— WHAT THE TASK REQUIRES —
Leave out the pictures and copy every record exactly.

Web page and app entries
******
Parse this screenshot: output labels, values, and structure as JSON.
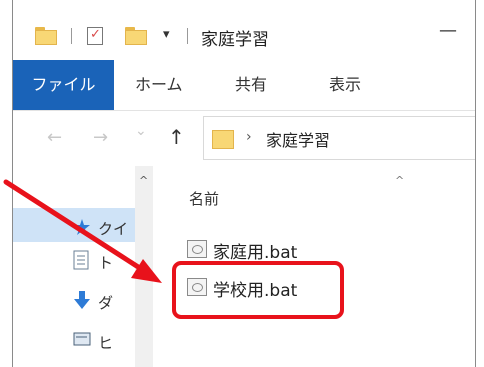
{
  "window": {
    "title": "家庭学習",
    "dropdown_glyph": "▾",
    "minimize_glyph": "—"
  },
  "ribbon": {
    "tabs": [
      "ファイル",
      "ホーム",
      "共有",
      "表示"
    ]
  },
  "navigation": {
    "back_glyph": "←",
    "forward_glyph": "→",
    "recent_glyph": "⌄",
    "up_glyph": "↑",
    "breadcrumb_chevron": "›",
    "address_text": "家庭学習"
  },
  "nav_pane": {
    "scroll_up_glyph": "^",
    "items": [
      {
        "icon": "star-icon",
        "label": "クイ"
      },
      {
        "icon": "document-icon",
        "label": "ト"
      },
      {
        "icon": "download-icon",
        "label": "ダ"
      },
      {
        "icon": "desktop-icon",
        "label": "ヒ"
      }
    ]
  },
  "file_list": {
    "column_header": "名前",
    "sort_glyph": "^",
    "files": [
      {
        "name": "家庭用.bat",
        "icon": "batch-file-icon"
      },
      {
        "name": "学校用.bat",
        "icon": "batch-file-icon"
      }
    ]
  },
  "annotation": {
    "highlight_color": "#e8121b",
    "arrow_color": "#e8121b"
  },
  "colors": {
    "file_tab": "#1a63b8",
    "folder": "#f8d775",
    "selection": "#cfe3f7"
  }
}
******
— TASK RESPONSE —
Parse this screenshot: output labels, values, and structure as JSON.
{
  "window": {
    "title": "家庭学習",
    "dropdown_glyph": "▾",
    "minimize_glyph": "—"
  },
  "ribbon": {
    "tabs": [
      "ファイル",
      "ホーム",
      "共有",
      "表示"
    ]
  },
  "navigation": {
    "back_glyph": "←",
    "forward_glyph": "→",
    "recent_glyph": "⌄",
    "up_glyph": "↑",
    "breadcrumb_chevron": "›",
    "address_text": "家庭学習"
  },
  "nav_pane": {
    "scroll_up_glyph": "^",
    "items": [
      {
        "icon": "star-icon",
        "label": "クイ"
      },
      {
        "icon": "document-icon",
        "label": "ト"
      },
      {
        "icon": "download-icon",
        "label": "ダ"
      },
      {
        "icon": "desktop-icon",
        "label": "ヒ"
      }
    ]
  },
  "file_list": {
    "column_header": "名前",
    "sort_glyph": "^",
    "files": [
      {
        "name": "家庭用.bat",
        "icon": "batch-file-icon"
      },
      {
        "name": "学校用.bat",
        "icon": "batch-file-icon"
      }
    ]
  },
  "annotation": {
    "highlight_color": "#e8121b",
    "arrow_color": "#e8121b"
  },
  "colors": {
    "file_tab": "#1a63b8",
    "folder": "#f8d775",
    "selection": "#cfe3f7"
  }
}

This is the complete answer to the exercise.